About this task: Retyping each entry exactly is the whole task.

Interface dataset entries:
= = = = = = =

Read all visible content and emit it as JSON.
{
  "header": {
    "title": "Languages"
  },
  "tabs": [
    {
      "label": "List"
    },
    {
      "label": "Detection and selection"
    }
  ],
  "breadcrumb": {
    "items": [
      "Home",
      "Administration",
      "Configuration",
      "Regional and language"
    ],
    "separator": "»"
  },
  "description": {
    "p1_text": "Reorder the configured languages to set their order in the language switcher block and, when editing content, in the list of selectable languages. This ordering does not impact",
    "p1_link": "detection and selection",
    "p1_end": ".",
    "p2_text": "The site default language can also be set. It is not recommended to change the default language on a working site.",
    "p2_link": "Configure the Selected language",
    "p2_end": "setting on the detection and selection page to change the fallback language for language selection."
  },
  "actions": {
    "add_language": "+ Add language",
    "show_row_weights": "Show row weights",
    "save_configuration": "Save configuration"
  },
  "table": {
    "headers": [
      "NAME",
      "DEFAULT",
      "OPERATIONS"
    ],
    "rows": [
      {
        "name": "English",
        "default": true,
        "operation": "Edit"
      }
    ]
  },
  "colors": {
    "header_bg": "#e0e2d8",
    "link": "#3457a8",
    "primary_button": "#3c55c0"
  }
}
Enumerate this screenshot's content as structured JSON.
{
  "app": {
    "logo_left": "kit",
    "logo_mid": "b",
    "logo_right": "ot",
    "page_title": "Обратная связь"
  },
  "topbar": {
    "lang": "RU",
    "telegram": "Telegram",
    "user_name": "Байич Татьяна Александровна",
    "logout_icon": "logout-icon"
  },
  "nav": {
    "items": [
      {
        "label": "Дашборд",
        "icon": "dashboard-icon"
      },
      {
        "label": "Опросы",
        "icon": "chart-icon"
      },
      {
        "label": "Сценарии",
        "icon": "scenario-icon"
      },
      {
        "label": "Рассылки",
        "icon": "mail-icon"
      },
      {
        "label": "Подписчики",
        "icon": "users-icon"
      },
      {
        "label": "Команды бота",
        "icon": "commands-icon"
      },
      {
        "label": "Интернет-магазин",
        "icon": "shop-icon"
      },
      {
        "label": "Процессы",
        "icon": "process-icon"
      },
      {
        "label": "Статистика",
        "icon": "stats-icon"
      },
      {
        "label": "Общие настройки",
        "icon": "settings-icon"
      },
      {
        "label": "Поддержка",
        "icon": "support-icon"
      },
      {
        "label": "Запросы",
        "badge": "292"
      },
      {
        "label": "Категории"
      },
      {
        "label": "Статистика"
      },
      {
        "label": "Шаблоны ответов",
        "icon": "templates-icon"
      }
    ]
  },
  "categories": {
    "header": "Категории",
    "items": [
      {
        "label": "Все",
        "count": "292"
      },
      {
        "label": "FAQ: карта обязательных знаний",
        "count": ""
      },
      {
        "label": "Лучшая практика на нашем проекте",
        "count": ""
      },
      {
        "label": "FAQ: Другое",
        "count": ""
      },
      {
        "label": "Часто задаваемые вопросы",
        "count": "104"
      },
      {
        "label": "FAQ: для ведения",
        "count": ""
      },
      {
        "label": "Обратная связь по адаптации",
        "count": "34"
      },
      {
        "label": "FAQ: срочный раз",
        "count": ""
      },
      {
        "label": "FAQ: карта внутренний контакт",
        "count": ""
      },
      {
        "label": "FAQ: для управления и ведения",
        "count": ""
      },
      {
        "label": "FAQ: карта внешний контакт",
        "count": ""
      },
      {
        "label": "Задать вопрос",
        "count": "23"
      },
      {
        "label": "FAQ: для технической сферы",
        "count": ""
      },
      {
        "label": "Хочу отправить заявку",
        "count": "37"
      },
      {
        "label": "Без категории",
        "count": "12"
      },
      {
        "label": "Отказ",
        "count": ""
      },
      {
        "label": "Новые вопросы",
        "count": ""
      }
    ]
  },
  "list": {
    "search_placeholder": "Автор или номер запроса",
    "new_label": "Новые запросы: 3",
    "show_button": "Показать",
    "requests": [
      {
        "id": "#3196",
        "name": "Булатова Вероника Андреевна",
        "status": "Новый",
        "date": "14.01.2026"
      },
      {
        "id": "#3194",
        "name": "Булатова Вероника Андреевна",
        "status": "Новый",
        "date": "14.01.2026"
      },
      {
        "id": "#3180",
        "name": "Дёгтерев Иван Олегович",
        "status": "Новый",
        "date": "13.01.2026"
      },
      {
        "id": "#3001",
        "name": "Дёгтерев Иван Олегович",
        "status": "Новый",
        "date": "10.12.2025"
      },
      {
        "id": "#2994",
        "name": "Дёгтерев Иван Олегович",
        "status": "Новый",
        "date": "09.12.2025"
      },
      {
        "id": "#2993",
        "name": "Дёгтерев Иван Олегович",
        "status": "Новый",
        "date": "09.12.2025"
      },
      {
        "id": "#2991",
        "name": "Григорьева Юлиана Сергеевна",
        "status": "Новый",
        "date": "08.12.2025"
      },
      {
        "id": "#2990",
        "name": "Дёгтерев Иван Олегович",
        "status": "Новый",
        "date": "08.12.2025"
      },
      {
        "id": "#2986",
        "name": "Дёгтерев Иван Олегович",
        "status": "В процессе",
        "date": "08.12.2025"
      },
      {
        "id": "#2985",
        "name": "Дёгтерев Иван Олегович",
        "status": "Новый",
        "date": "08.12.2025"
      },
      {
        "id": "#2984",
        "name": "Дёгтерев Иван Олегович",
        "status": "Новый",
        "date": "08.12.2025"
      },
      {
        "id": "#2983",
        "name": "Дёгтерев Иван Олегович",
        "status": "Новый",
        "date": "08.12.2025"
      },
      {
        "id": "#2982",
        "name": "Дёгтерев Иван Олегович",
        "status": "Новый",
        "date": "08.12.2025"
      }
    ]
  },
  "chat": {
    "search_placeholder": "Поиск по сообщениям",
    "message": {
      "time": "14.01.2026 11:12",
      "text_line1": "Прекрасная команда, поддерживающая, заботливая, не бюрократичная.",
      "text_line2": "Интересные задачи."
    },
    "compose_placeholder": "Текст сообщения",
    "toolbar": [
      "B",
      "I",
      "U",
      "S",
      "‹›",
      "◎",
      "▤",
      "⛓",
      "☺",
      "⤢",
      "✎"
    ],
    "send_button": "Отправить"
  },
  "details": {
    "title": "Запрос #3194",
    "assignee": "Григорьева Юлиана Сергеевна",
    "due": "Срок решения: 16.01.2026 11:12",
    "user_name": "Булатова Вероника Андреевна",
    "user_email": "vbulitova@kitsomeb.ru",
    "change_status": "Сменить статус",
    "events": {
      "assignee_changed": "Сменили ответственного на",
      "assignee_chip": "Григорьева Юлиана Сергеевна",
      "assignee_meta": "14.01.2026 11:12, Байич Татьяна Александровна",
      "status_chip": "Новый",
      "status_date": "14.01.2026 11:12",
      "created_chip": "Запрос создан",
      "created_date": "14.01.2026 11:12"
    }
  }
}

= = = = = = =

Reply:
Read all visible content and emit it as JSON.
{
  "header": {
    "title": "Languages"
  },
  "tabs": [
    {
      "label": "List"
    },
    {
      "label": "Detection and selection"
    }
  ],
  "breadcrumb": {
    "items": [
      "Home",
      "Administration",
      "Configuration",
      "Regional and language"
    ],
    "separator": "»"
  },
  "description": {
    "p1_text": "Reorder the configured languages to set their order in the language switcher block and, when editing content, in the list of selectable languages. This ordering does not impact",
    "p1_link": "detection and selection",
    "p1_end": ".",
    "p2_text": "The site default language can also be set. It is not recommended to change the default language on a working site.",
    "p2_link": "Configure the Selected language",
    "p2_end": "setting on the detection and selection page to change the fallback language for language selection."
  },
  "actions": {
    "add_language": "+ Add language",
    "show_row_weights": "Show row weights",
    "save_configuration": "Save configuration"
  },
  "table": {
    "headers": [
      "NAME",
      "DEFAULT",
      "OPERATIONS"
    ],
    "rows": [
      {
        "name": "English",
        "default": true,
        "operation": "Edit"
      }
    ]
  },
  "colors": {
    "header_bg": "#e0e2d8",
    "link": "#3457a8",
    "primary_button": "#3c55c0"
  }
}
Enumerate this screenshot's content as structured JSON.
{
  "app": {
    "logo_left": "kit",
    "logo_mid": "b",
    "logo_right": "ot",
    "page_title": "Обратная связь"
  },
  "topbar": {
    "lang": "RU",
    "telegram": "Telegram",
    "user_name": "Байич Татьяна Александровна",
    "logout_icon": "logout-icon"
  },
  "nav": {
    "items": [
      {
        "label": "Дашборд",
        "icon": "dashboard-icon"
      },
      {
        "label": "Опросы",
        "icon": "chart-icon"
      },
      {
        "label": "Сценарии",
        "icon": "scenario-icon"
      },
      {
        "label": "Рассылки",
        "icon": "mail-icon"
      },
      {
        "label": "Подписчики",
        "icon": "users-icon"
      },
      {
        "label": "Команды бота",
        "icon": "commands-icon"
      },
      {
        "label": "Интернет-магазин",
        "icon": "shop-icon"
      },
      {
        "label": "Процессы",
        "icon": "process-icon"
      },
      {
        "label": "Статистика",
        "icon": "stats-icon"
      },
      {
        "label": "Общие настройки",
        "icon": "settings-icon"
      },
      {
        "label": "Поддержка",
        "icon": "support-icon"
      },
      {
        "label": "Запросы",
        "badge": "292"
      },
      {
        "label": "Категории"
      },
      {
        "label": "Статистика"
      },
      {
        "label": "Шаблоны ответов",
        "icon": "templates-icon"
      }
    ]
  },
  "categories": {
    "header": "Категории",
    "items": [
      {
        "label": "Все",
        "count": "292"
      },
      {
        "label": "FAQ: карта обязательных знаний",
        "count": ""
      },
      {
        "label": "Лучшая практика на нашем проекте",
        "count": ""
      },
      {
        "label": "FAQ: Другое",
        "count": ""
      },
      {
        "label": "Часто задаваемые вопросы",
        "count": "104"
      },
      {
        "label": "FAQ: для ведения",
        "count": ""
      },
      {
        "label": "Обратная связь по адаптации",
        "count": "34"
      },
      {
        "label": "FAQ: срочный раз",
        "count": ""
      },
      {
        "label": "FAQ: карта внутренний контакт",
        "count": ""
      },
      {
        "label": "FAQ: для управления и ведения",
        "count": ""
      },
      {
        "label": "FAQ: карта внешний контакт",
        "count": ""
      },
      {
        "label": "Задать вопрос",
        "count": "23"
      },
      {
        "label": "FAQ: для технической сферы",
        "count": ""
      },
      {
        "label": "Хочу отправить заявку",
        "count": "37"
      },
      {
        "label": "Без категории",
        "count": "12"
      },
      {
        "label": "Отказ",
        "count": ""
      },
      {
        "label": "Новые вопросы",
        "count": ""
      }
    ]
  },
  "list": {
    "search_placeholder": "Автор или номер запроса",
    "new_label": "Новые запросы: 3",
    "show_button": "Показать",
    "requests": [
      {
        "id": "#3196",
        "name": "Булатова Вероника Андреевна",
        "status": "Новый",
        "date": "14.01.2026"
      },
      {
        "id": "#3194",
        "name": "Булатова Вероника Андреевна",
        "status": "Новый",
        "date": "14.01.2026"
      },
      {
        "id": "#3180",
        "name": "Дёгтерев Иван Олегович",
        "status": "Новый",
        "date": "13.01.2026"
      },
      {
        "id": "#3001",
        "name": "Дёгтерев Иван Олегович",
        "status": "Новый",
        "date": "10.12.2025"
      },
      {
        "id": "#2994",
        "name": "Дёгтерев Иван Олегович",
        "status": "Новый",
        "date": "09.12.2025"
      },
      {
        "id": "#2993",
        "name": "Дёгтерев Иван Олегович",
        "status": "Новый",
        "date": "09.12.2025"
      },
      {
        "id": "#2991",
        "name": "Григорьева Юлиана Сергеевна",
        "status": "Новый",
        "date": "08.12.2025"
      },
      {
        "id": "#2990",
        "name": "Дёгтерев Иван Олегович",
        "status": "Новый",
        "date": "08.12.2025"
      },
      {
        "id": "#2986",
        "name": "Дёгтерев Иван Олегович",
        "status": "В процессе",
        "date": "08.12.2025"
      },
      {
        "id": "#2985",
        "name": "Дёгтерев Иван Олегович",
        "status": "Новый",
        "date": "08.12.2025"
      },
      {
        "id": "#2984",
        "name": "Дёгтерев Иван Олегович",
        "status": "Новый",
        "date": "08.12.2025"
      },
      {
        "id": "#2983",
        "name": "Дёгтерев Иван Олегович",
        "status": "Новый",
        "date": "08.12.2025"
      },
      {
        "id": "#2982",
        "name": "Дёгтерев Иван Олегович",
        "status": "Новый",
        "date": "08.12.2025"
      }
    ]
  },
  "chat": {
    "search_placeholder": "Поиск по сообщениям",
    "message": {
      "time": "14.01.2026 11:12",
      "text_line1": "Прекрасная команда, поддерживающая, заботливая, не бюрократичная.",
      "text_line2": "Интересные задачи."
    },
    "compose_placeholder": "Текст сообщения",
    "toolbar": [
      "B",
      "I",
      "U",
      "S",
      "‹›",
      "◎",
      "▤",
      "⛓",
      "☺",
      "⤢",
      "✎"
    ],
    "send_button": "Отправить"
  },
  "details": {
    "title": "Запрос #3194",
    "assignee": "Григорьева Юлиана Сергеевна",
    "due": "Срок решения: 16.01.2026 11:12",
    "user_name": "Булатова Вероника Андреевна",
    "user_email": "vbulitova@kitsomeb.ru",
    "change_status": "Сменить статус",
    "events": {
      "assignee_changed": "Сменили ответственного на",
      "assignee_chip": "Григорьева Юлиана Сергеевна",
      "assignee_meta": "14.01.2026 11:12, Байич Татьяна Александровна",
      "status_chip": "Новый",
      "status_date": "14.01.2026 11:12",
      "created_chip": "Запрос создан",
      "created_date": "14.01.2026 11:12"
    }
  }
}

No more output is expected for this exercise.